Cobalt - 57: Used in nuclear medicine to help physicians interpret diagnosis scans of
patients' organs, and to diagnose pernicious anemia.
Cobalt - 60 : Used to sterilize surgical instruments...spices/fruits
Copper - 67: cancer
very long- longer than age of earth….billions of yrs
C 5730 yrs
Half-lives are very often used to describe quantities undergoing
exponential decay—for example radioactive decay—where the half-life is
constant over the whole life of the decay.
/ 1 100
/ 2 50
/ 4 25
/ 8 12 .5
/ 16 6 .25
/ 32 3 .125
/ 64 1 .563
/ 128 0 .781
... ... ...
n 1/2 n 100(1/2 n )
A quantity is said to be subject to exponential decay
if it decreases at a rate proportional to its value. Symbolically,
this can be expressed as the following differential equation,
where N is the quantity and λ is a positive number called the
The solution to this equation is:
Here N(t) is the quantity at time t, and N 0
= N(0) is the initial
quantity, i.e. the quantity at time t = 0.
Half-life:time required for the decaying quantity to fall to one half of its initial
This time is called the half-life, and often denoted by the symbol t 1 / 2
The half-life can be written in terms of the decay constant, or the mean lifetime,
Example: 14 C…..0.693/5730 yrs =1.21 x10 -4 /yr
or l=ln2/t 1/2
Example: How old is an object whose 14C content is 10% of what it is in living
Environmental and safety aspects of nuclear energy
Not in My Back Yucca
What are our alternatives for storing
By Brendan I. Koerner
Posted Tuesday, April 15, 2008, at 8:11 AM ET
Environmental Statement on Nuclear
Energy and Global Warming
Too expensive – power plants…
Too dangerous- terrorist groups
Too polluting- radioactive waste
Thorium: Is It the Better Nuclear Fuel?
What is special about thorium?
(1) Weapons-grade fissionable material (uranium 233 ) is harder to retrieve safely
and clandestinely from the thorium reactor than plutonium is from the
uranium breeder reactor.
(2) Thorium produces 10 to 10,000 times less long-lived radioactive waste than

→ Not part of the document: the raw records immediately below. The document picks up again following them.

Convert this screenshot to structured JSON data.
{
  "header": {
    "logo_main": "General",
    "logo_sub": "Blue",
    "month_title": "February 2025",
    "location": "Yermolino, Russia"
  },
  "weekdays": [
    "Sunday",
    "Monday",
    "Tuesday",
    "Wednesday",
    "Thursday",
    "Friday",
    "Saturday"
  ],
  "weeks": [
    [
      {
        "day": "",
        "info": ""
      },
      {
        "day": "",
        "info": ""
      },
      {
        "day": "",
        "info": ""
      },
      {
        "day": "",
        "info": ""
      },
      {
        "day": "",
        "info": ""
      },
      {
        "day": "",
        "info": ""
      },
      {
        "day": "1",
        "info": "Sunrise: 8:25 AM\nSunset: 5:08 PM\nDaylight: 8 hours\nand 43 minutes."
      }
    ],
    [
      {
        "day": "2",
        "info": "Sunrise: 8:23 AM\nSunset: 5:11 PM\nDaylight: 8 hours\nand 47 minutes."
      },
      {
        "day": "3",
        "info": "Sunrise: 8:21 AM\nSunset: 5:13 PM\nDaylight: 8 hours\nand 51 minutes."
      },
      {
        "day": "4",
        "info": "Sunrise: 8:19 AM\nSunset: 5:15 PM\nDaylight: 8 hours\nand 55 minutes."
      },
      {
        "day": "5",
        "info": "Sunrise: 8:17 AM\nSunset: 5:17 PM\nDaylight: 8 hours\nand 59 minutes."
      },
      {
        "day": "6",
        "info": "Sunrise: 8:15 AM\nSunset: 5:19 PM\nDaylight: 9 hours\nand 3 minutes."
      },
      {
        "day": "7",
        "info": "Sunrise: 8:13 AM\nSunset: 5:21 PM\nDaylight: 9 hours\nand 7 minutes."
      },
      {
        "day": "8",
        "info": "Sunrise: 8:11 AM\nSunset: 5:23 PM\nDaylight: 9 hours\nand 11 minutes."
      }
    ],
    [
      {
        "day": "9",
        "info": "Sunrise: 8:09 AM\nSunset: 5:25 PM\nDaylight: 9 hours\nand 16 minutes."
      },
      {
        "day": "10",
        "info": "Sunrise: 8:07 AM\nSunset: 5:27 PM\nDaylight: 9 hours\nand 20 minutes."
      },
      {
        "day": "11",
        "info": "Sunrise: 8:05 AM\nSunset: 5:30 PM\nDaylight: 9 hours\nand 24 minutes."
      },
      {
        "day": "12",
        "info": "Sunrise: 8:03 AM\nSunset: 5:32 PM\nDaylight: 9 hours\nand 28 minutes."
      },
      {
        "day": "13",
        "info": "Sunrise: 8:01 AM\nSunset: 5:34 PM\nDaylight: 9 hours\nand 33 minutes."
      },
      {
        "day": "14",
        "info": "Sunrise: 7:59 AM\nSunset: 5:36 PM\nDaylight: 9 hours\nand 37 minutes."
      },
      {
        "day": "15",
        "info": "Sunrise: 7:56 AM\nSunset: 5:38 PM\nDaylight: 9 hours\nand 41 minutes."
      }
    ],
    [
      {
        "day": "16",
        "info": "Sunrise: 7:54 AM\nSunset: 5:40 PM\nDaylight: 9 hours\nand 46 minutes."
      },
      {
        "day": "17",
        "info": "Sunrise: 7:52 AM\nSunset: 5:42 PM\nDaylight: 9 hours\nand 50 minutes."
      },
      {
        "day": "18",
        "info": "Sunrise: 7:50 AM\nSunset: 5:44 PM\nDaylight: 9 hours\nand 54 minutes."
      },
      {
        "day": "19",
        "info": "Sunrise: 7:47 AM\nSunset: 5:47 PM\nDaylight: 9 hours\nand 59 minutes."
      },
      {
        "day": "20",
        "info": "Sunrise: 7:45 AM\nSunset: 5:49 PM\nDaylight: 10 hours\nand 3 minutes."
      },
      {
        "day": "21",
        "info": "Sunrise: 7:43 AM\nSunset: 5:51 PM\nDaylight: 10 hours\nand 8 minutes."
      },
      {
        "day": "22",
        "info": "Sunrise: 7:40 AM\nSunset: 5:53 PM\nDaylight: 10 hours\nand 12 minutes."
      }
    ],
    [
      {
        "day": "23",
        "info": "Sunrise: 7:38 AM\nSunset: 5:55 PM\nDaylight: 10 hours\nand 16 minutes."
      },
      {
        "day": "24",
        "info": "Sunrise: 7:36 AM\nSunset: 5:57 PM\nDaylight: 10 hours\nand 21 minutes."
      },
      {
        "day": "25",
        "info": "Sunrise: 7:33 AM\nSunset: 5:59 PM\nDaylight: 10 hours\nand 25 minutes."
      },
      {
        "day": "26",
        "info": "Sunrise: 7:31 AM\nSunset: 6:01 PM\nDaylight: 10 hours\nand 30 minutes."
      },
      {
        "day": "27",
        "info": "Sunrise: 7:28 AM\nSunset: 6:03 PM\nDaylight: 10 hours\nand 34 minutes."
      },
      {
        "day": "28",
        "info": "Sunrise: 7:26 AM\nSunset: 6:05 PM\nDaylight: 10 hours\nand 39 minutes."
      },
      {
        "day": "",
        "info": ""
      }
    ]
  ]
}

uranium or plutonium reactors.
(3) Thorium comes out of the ground as a 100% pure, usable isotope, which does
not require enrichment, whereas natural uranium contains only 0.7%
fissionable U 235 .
(4) Because thorium does not sustain chain reaction, fission stops by default if
we stop priming it, and a runaway chain reaction accident is improbable.
Here is the thorium sequence in the Rubbia reactor: A neutron is captured by
90Th 232 , which makes it 90 Th 233 .
90Th 232 + 0n 1 -> 90Th 233 
Thorium-233 spontaneously emits a beta particle (an electron from the nucleus, see
p 173), leaving behind one additional proton, and one fewer neutron. ("...Nuclear
Energy" p134) This is called "beta decay."
90Th 233 -> 91Pa 233 + ß 
The element with 91 protons is Protactinium (Pa). The isotope 91 PA 233 also
undergoes beta decay,
91Pa 233 -> 92U 233 + ß 
The U 233 isotope that is produced in step  is fissionable, but has fewer neutrons
than its heavier cousin, Uranium-235, and its fission releases only 2 neutrons, not 3.
92U 233 + 0n 1 -> fission fragments + 2 0 n 1 
Fusion Energy (how the sun gets its energy)
In a fusion reaction, two light atomic nuclei fuse together to form
heavier ones, as is shown in the figure. The fusion process releases a
large amount of energy, which is the energy source of the sun and the
Proton + neutron=deuterium
Proton + 2 neutrons=tritium
D+ T= 4 He +n + 17.6 MeV
H+ 3 H= 4 He
Fusion Inside the Stars
• Fusion in the core of stars is reached when
the density and temperature are high
enough. There are different fusion cycles
that occur in different phases of the life
of a star. These different cycles make the
different elements we know. The first
fusion cycle is the fusion of hydrogen into
Helium. This is the stage that our Sun is in.
The long-term objective of
fusion research is to harness
the nuclear energy provided
by the fusion of light atoms to
help meet mankind´s future